Klam’s novel is full of passages like this — dense, associative, lyric, and compulsively honest. They will, I suspect, also drive some readers cuckoo. But Rich is after something more than the erotic charge of a new body. Like many adulterers, he yearns for the transcendence of an intimacy sacrificed to marital routine.

“What was the point of having a body?” he demands. “Intellectual life was not so satisfying that we could afford to relinquish the physical . . . maybe it’s just the raw power of sex, to cleanse and heal the body and mind, to simplify, soften, maybe clarify a complicated heavy relationship, to make strong what is often rough or broken . . . while gently nourishing the other, while somehow loosening oneself from the hunger — hey, around here we didn’t get enough of that. But just to hold the other and be held in return until the boundaries melt and our bodies hover, float, become weightless in that zero time of unclocked moments — we didn’t do a lot of that, either.”


Klam is writing in the tradition of Updike, Bellow, and Roth, unspooling an unabashedly masculine account of midlife crisis. But his female characters are never reduced to caricature. He sees in them a distinct but nuanced struggle for selfhood, his wife, Robin, haunted by the death of her brother, while Amy contends with a mate who brutalizes her.
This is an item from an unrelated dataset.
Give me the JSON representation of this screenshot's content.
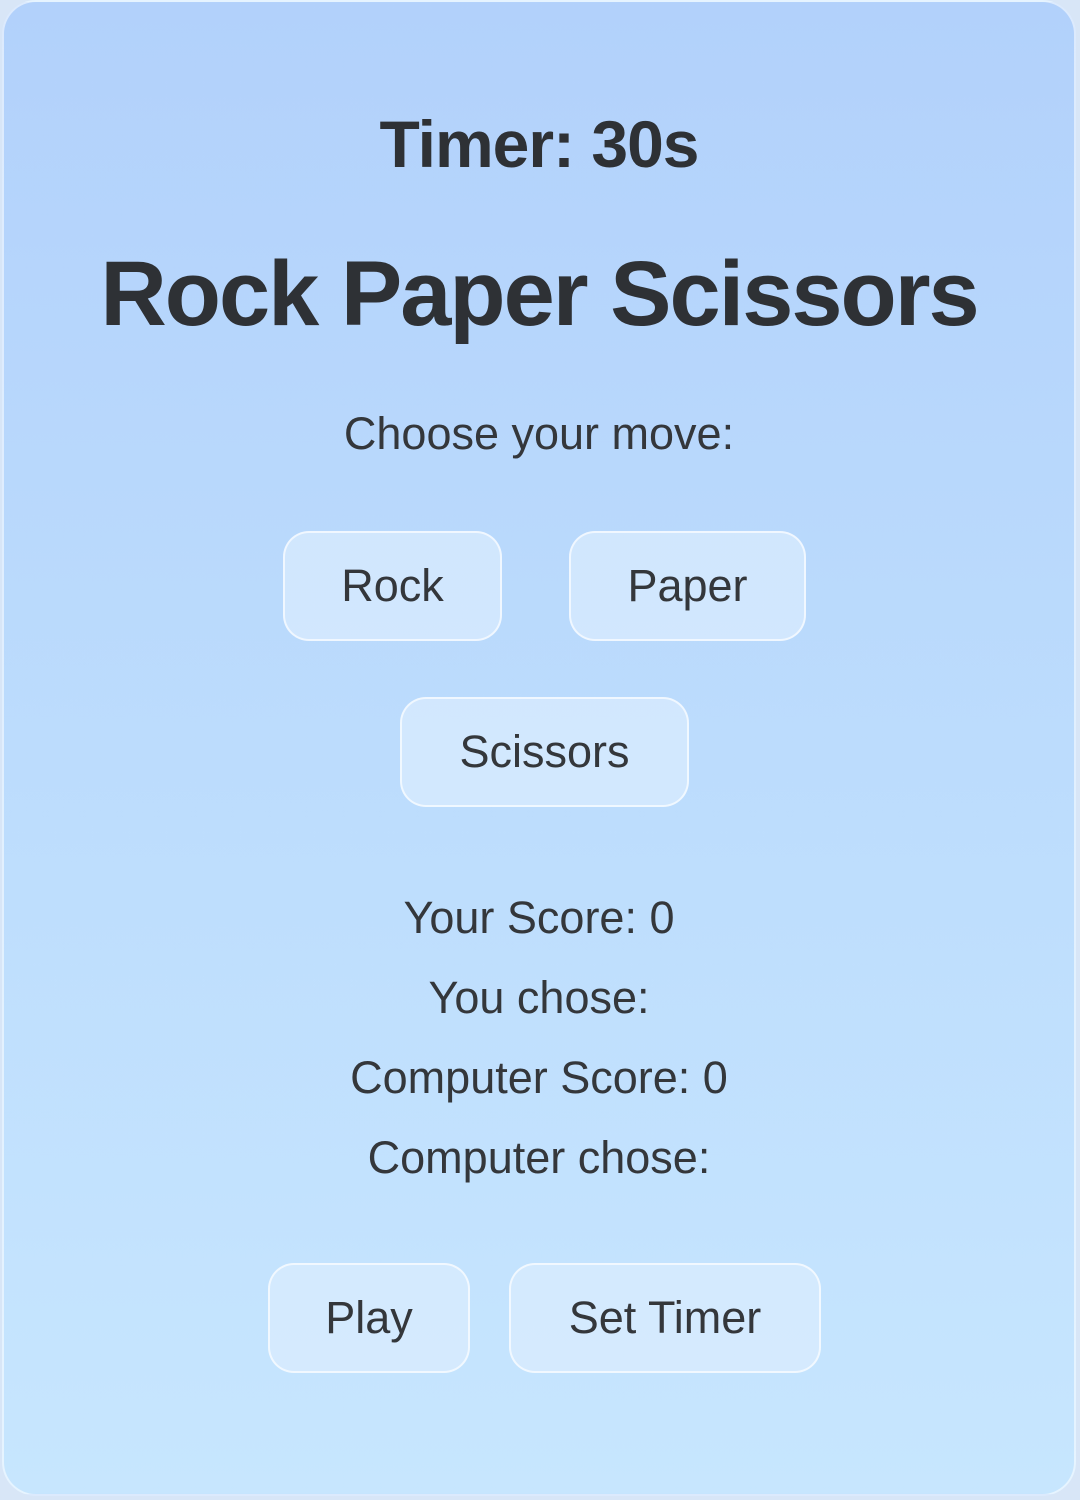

The affair, though torrid for brief stretches, provides no refuge from the perils of self-reflection. Rich resents Amy’s wealth — “Her marriage was endowed. Their winnings were secured offshore” — which casts his own diminishing earning power into relief. He does, however, also consider how he might benefit from her largesse.

Rich’s creative decline — his sole book (titled “I Have Suffered Greatly’’) now long out of print — has triggered “psychic grief, low output, self-mockery, obscurity, isolation, depression, all the deprivations of artistic sacrifice, without making any art. Marriage and parenthood provided a kind of second life, a new beginning, for some failed artists. Certain men thrived in it. If these past years had been any indication, I never would.”

Rich flirts with fantasies of divorce, confession, even suicide. But Klam resists the urge to offer his hero some false sense of resolution. He is left (like the rest of us) to shoulder the burden of his betrayal.

“I was a part of something beyond my understanding,” he says, of the family he’s forsaken, “whole evenings spent in a daffy haze of singing, clapping, lifting, swinging, blowing up tiny balloons, my face turning purple, touching and examining every inch of them, like a violinist inspecting his instrument, kissing their sticky, doughnut-smelling feet.”


Many likely will dismiss Rich as unlikeable, that bland and self-defeating adjective employed to suggest that we ought turn to literature to find role models, heroes, or worse yet, friends. That is their right.

Klam has brought to life an indelible character, a man painfully alive on the page, cowardly in actions but utterly fearless in confronting hard truths we spend most of our lives evading.


By Matthew Klam

Random House, 336 pp., $27

Steve Almond is the author of several books, including “Rock and Roll Will Save Your Life: A Book by and for the Fanatics Among Us.’’